Question from a parent:

I am a parent of a child with SEN and also an independent supporter. Our local authority are saying any child with a statement who wants to move from mainstream to special needs needs to transfer to an EHCP first.

This is upsetting parents because it's often taking them a while to accept that mainstream isn't working and then the change is held up by the EHCP transfer process. The problem is, I've been unable to find it written anywhere to say this is absolutely necessary.
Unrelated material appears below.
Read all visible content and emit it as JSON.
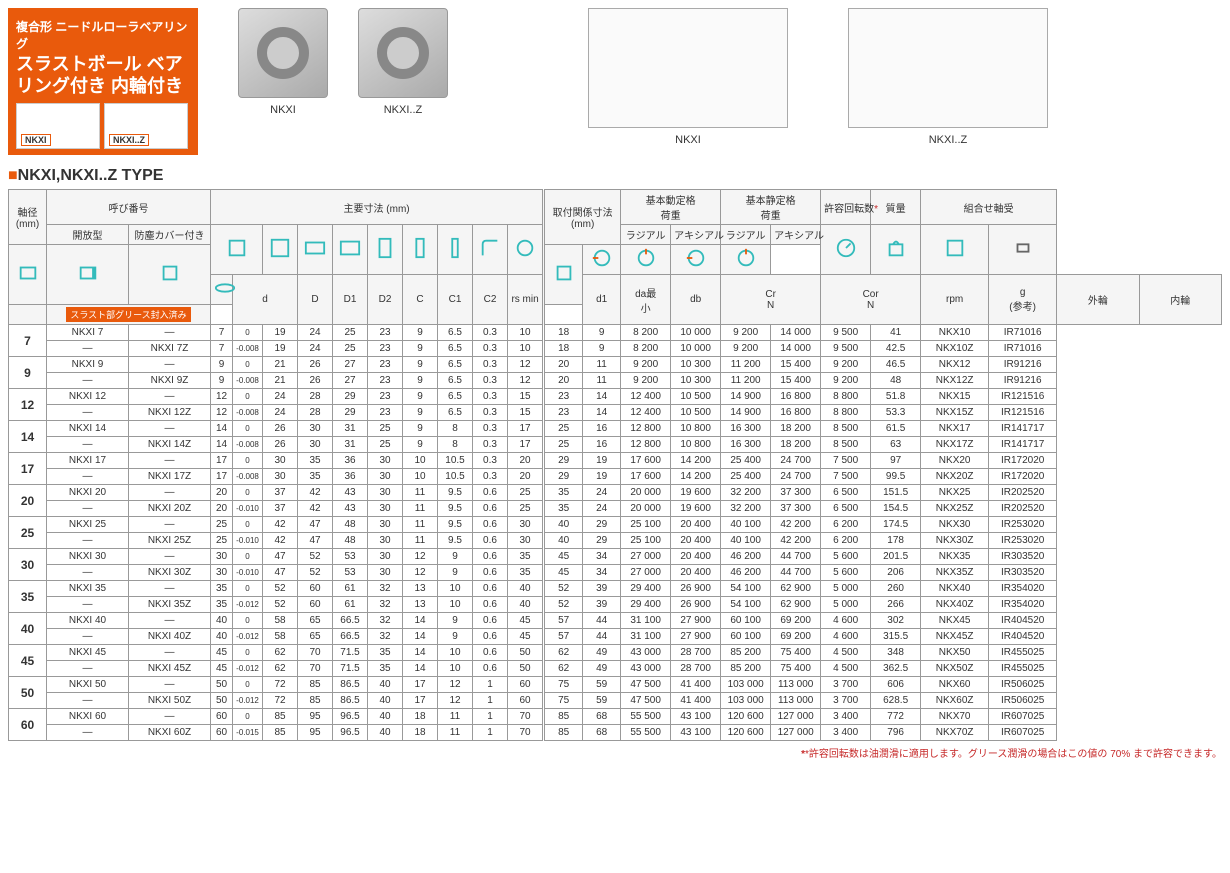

We have some children on reduced timetables and literally just being managed in mainstream while this goes ahead and I'm just wondering if this is something I can challenge.

Marguerite replies

 

Marguerite answers:

It appears the LA is adhering to the Transfer Guidance Sept (2015),

4.12 Between 1 September 2015 and 31 March 2018, local authorities must transfer children and young people with statements of SEN to the new arrangements:

  • in year 9;
  • when leaving youth custody; and
  • prior to them moving from:
    • relevant early years settings to school (including where the child remains at the same institution),
    • infant to junior school,
    • primary to middle school,
    • primary to secondary school,
    • middle to secondary school,
    • school (including school sixth forms) to a post-16 institution or an apprenticeship,
    • mainstream school to special school, or
    • special school to mainstream school.

However, what’s concerning is, if the LA has acknowledged the child or young person requires a special school, they should start the process, consult with parents and allow the child or young person to start the school as soon as possible to reduce the anxiety for all involved.

Reduced timetables are not an option and not a long term solution. In fact, they should be avoided where possible.  We know that LAs are struggling to adhere to the 20-week deadline, keeping a child or young person at home is only going to exacerbate the situation.

Another positive for moving the child or young person within the process is that the new school can contribute to the short and long term outcomes and write a legal and meaningful EHC plan.

As you are an Independent Supporter, I would definitely organise a meeting with the SEN department to share the concerns of the parents as soon as possible.